  • 8. A six-step process defined below is one example of a framework for AT decision making for young children.
    Step 1: Collect child and family information. Begin the discussion about the child’s strengths, abilities, preferences and needs. What strategies have been found to work best?
    Step 2: Identify activities for participation. Discuss the various activities within the environments that a child encounters throughout the day. What is preventing him/her from participating more?
    Step 3: What can be observed that indicates the intervention is successful? What is his/her current level of participation and what observable behaviors will reflect an increase in independent interactions? What changes (e.g., number of initiations, expression attempts, responses, reactions, etc.) will you look for?

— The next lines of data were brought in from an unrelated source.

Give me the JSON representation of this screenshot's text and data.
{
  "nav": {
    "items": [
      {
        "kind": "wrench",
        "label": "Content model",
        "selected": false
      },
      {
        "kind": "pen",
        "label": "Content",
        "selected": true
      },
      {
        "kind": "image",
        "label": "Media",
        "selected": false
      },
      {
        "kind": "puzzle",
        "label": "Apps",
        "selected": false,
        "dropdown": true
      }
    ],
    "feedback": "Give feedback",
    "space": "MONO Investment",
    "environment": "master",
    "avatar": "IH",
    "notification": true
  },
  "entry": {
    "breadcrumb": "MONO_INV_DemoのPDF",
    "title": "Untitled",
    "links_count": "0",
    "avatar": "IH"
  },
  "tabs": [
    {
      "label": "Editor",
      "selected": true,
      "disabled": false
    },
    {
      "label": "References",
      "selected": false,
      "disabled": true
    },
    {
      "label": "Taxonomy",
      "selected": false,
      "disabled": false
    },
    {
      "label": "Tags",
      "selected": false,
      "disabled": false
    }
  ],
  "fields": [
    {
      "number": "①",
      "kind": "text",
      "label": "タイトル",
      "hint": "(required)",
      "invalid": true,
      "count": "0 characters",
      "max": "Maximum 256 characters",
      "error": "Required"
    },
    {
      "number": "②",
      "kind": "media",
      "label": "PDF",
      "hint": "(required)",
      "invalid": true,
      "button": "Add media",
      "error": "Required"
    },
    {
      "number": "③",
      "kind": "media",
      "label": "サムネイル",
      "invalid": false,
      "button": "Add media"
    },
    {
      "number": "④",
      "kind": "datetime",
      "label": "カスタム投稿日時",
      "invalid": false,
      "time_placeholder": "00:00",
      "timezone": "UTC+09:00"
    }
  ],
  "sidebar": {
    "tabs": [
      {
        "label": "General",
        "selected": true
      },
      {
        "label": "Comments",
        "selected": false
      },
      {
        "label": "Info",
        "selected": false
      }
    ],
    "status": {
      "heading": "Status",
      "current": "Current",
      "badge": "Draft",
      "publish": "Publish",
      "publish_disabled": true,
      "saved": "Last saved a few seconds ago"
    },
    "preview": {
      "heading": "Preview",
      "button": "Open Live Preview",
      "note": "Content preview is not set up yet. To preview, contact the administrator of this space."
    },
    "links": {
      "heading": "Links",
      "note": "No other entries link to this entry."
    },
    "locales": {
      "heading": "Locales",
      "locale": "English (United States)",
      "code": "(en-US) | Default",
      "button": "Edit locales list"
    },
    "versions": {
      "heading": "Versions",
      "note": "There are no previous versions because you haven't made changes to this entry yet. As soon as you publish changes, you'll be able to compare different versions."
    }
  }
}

    Step 4: Brainstorm AT solutions. With the activity and desired outcomes established, you are now ready to discuss possible solutions with educators, family members, physical therapist, and other people with whom the child interacts on a weekly basis. Do the child’s needs include supports for movement, communication and/or use of materials? Start with what is available in the environment (what other children use) and consider adaptations to those materials. A range of options that address specific support areas should be considered. *The TAM Technology Fan, a new resource focused on identifying AT items for young children with disabilities, helps to facilitate this step. See below for more information.
    Step 5: Try it out. Determine when the AT intervention will begin and create an observation plan to record how the child participates with the AT supports.
    Step 6: Identify what worked. Selecting AT interventions is a continuous learning opportunity. Reflect on your plan and discuss what worked. What didn’t work? What should be done differently? Make modifications as needed and try again. Only by trying the AT can certain factors such as technology placement, amount of force, mounting, number of choices, etc. be determined and adjusted.
    National Center for Technology Innovation and Center for Implementing Technology in Education (CITEd) (2006)
  • 9.  Computers are an important type of assistive technology because they open up so many possibilities for writing, speaking, calling up information or controlling a person’s environment.
    Videotaping class sessions for visual learners or those who are unable to attend class for extended periods of time.
     Sending class notes or presentations to students via e-mail.
    Examples of equipment used for positioning are sidelying frames, walkers, chair inserts, standing aids and beanbag chairs. 
    Since listening is an important part of the classroom experience, some students need assistive devices for hearing such as hearing aids, personal FM units, or closed-captioned TV. Special listening systems can help a child with a hearing loss “tune in” to the teacher’s voice from afar. 
    Examples of Assistive
    Technology
  • 10. Devices that help with vision include screen readers, screen enlargers, magnifiers, taped books, Braillers, light boxes, and scanners.
    Computer-based instruction can support other learning activities. Software giving immediate positive feedback can provide motivation and focus for students with learning disabilities. Special software can enable students with developmental disabilities to compensate for motor disturbances, organize behavior, and communicate with a minimum of stress, fatigue and misunderstanding. Talking software can help a child see and hear while learning. Word processing with word prediction helps children with limited vocabularies, as well as children whose use of a keyboard is limited by motor impairments, to express themselves in writing with far less frustration. Special software can also help a child with attention deficit disorder to reduce the effect of external stimuli, increasing his or her ability to focus on class work.
  • 11. http://www.ericdigests.org/2003-1/assistive.htm
    http://www.ldonline.org/article/8088
    http://kidshealth.org/parent/positive/learning/iep.html
     http://www.sc.edu/scatp/atclassfact.htm
    http://www.ldonline.org/article/8088
    http://www.education.com/reference/article/mainstreaming-inclusion/
    References